‘Tis the season to think about the things we are thankful for, and for the OSUsed Store, it is our wonderful customers! That is why we are hosting two Giving Thanks Sales on Saturday, 11/22, 9 am – 12 pm and Wednesday, 11/26, 12 pm – 3 pm.

At these sales customers will be invited to spin our prize wheel – land on a prize slot and you’ll win an OSUsed Store coupon or OSU prize item (prizes include frisbees, water bottles, notepad organizers, measuring spoon sets, can koozies, lanyards, two Beaver gift baskets and more)!

Available merchandise will include computers and computer accessories, furniture (desks, file cabinets, tables, chairs, bookcases, etc), office supplies, sporting goods, household items, bicycles and much more.

The OSUsed Store is located at 644 SW 13th Street in Corvallis (view on Google Maps). The store is operated by OSU Surplus Property and sells surplus equipment and material to departments on campus as well as members of the public during special public sales, in an effort to reduce landfill waste and keep money in the university.

While our public sales provide an opportunity for the general public to make personal purchases, departments are welcome to shop 8 a.m. to 5 p.m. on Mondays, Tuesdays, Thursdays and Fridays, or during public sales.

See our other sale dates on our calendar. For more information, visit our OSUsed Store page or contact us.

Question of the Week: Holiday Food Scraps

November 19th, 2014 | Kyle Reed

ChicoBag-win-meTime for our Question of the Week!

The first person to provide a correct answer will win a reusable OSU ChicoBag, like the one pictured here.

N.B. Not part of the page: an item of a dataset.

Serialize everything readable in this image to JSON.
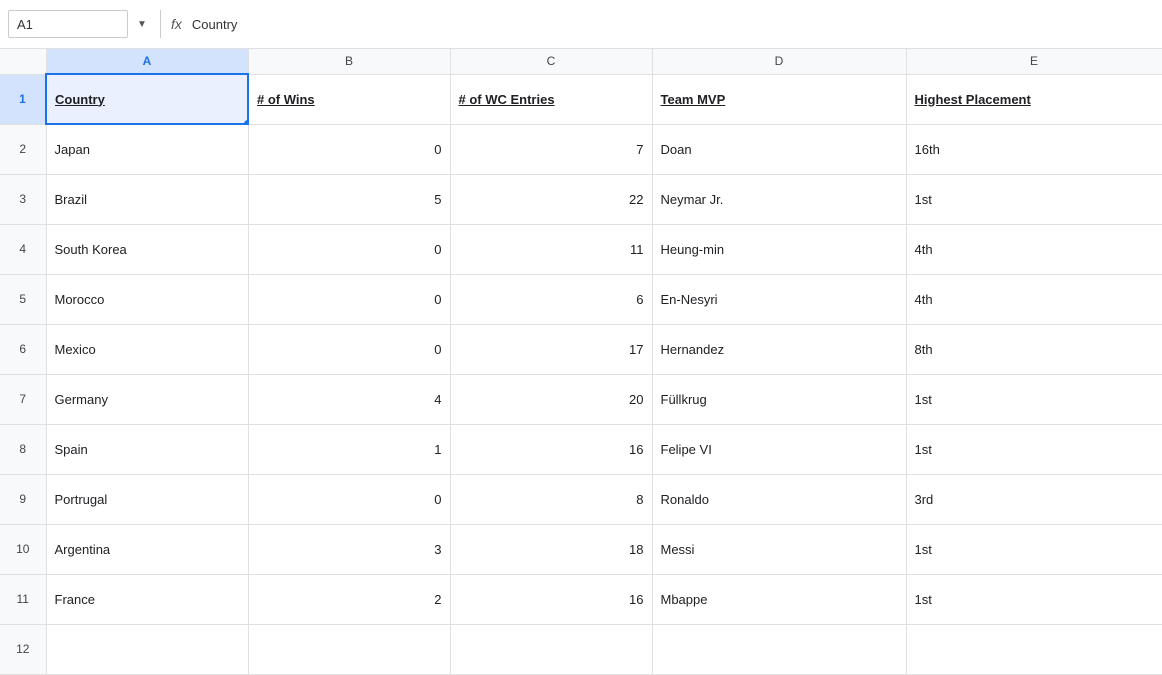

Submit your answer here (“Leave a Reply,” below) or on our Facebook page. Only one post per person, please.

Question of the Week

Food waste made up 21% of all of the municipal solid waste disposed of at landfills in 2012. What is one way to avoid sending your holiday food scraps to the landfill?


Congratulations to Danielle for winning this week’s Question! Their answer to this week’s Question was “Compost.”

ALL food scraps may be put into the curbside Mixed Organics carts in Corvallis, including meat and dairy products. The mixed organics are then composted at the PRC in a time frame of 90 days.

Here are a few other ways to avoid wasting food during the holidays:

  • Use leftovers and trimmings to make stock for soup
  • Feed leftovers to animals, such as pets and livestock
  • Donate unopened perishables to local non-profits
  • Encourage guests to bring reusable tupperware so that they can take home leftovers